April 28, 2014
I watched Dr. Strangelove the other day. I have seen it perhaps a dozen times; it makes sense of senseless news. When Major T.J. ‘King’ Kong goes “toe to toe with the Rooskies” and flies his rogue B52 nuclear bomber to a target in Russia, it’s left to General ‘Buck’ Turgidson to reassure the President. Strike first, says the general, and “you got no more than 10 to 20 million killed, tops.”
President Merkin Muffley: “I will not go down in history as the greatest mass-murderer since Adolf Hitler.”
General Turgidson: “Perhaps it might be better, Mr. President, if you were more concerned with the American people than with your image in the history books.”
The genius of Stanley Kubrick’s film is that it accurately represents the cold war’s lunacy and dangers. Most of the characters are based on real people and real maniacs. There is no equivalent to Strangelove today, because popular culture is directed almost entirely at our interior lives, as if identity is the moral zeitgeist and true satire is redundant; yet the dangers are the same. The nuclear clock has remained at five minutes to midnight; the same false flags are hoisted above the same targets by the same “invisible government”, as Edward Bernays, the inventor of public relations, described modern propaganda.

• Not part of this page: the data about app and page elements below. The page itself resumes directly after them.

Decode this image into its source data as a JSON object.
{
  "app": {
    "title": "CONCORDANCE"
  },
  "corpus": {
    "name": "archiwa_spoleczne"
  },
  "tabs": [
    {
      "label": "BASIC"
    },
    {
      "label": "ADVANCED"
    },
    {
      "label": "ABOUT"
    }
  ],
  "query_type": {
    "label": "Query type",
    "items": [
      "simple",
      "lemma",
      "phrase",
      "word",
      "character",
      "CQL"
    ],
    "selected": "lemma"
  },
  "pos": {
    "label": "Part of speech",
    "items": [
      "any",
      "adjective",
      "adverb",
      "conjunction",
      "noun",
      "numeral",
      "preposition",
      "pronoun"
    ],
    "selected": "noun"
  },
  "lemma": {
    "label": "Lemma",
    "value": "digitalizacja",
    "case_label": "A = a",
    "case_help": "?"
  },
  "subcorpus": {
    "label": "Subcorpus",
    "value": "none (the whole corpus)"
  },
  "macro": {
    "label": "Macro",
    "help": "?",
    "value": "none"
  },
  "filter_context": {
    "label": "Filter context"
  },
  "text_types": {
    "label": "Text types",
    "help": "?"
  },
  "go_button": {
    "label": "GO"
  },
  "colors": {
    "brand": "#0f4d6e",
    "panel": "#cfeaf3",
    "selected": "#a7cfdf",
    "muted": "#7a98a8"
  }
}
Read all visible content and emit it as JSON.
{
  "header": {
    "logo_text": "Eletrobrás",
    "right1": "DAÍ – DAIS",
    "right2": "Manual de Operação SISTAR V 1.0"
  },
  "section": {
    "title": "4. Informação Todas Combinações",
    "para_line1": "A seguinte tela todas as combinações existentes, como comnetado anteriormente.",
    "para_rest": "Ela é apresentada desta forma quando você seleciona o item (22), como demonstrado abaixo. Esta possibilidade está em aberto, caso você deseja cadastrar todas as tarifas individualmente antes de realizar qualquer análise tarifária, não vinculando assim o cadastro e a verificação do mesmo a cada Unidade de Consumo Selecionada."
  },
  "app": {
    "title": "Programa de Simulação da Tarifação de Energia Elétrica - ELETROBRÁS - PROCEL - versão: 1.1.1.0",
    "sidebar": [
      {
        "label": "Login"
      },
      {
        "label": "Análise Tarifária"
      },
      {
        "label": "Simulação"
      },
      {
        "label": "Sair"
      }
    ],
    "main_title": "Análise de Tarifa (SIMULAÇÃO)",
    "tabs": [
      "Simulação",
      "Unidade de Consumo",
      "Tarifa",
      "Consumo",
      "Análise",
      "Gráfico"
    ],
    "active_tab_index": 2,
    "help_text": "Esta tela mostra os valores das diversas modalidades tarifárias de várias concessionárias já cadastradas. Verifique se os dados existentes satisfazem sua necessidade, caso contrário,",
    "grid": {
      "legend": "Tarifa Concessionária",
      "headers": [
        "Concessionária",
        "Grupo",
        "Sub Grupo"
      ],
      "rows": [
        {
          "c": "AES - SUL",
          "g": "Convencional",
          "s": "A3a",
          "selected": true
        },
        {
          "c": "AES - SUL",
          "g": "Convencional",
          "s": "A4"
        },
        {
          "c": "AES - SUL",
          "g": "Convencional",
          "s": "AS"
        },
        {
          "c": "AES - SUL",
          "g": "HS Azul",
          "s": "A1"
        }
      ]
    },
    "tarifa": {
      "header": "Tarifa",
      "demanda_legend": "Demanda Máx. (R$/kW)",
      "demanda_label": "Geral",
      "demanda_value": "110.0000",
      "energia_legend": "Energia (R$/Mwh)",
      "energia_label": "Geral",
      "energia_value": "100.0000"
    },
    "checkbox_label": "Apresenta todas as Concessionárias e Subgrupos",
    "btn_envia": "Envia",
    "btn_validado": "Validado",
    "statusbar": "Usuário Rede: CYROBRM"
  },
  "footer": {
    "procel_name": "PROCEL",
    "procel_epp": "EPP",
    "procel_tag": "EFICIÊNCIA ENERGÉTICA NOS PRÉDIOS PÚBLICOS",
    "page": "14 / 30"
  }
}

In 1964, the year Strangelove was made, “the missile gap” was the false flag. In order to build more and bigger nuclear weapons and pursue an undeclared policy of domination, President John Kennedy approved the CIA’s propaganda that the Soviet Union was well ahead of the US in the production of Intercontinental Ballistic Missiles. This filled front pages as the “Russian threat”. In fact, the Americans were so far ahead in the production of ICBMs, the Russians never approached them. The cold war was based largely on this lie.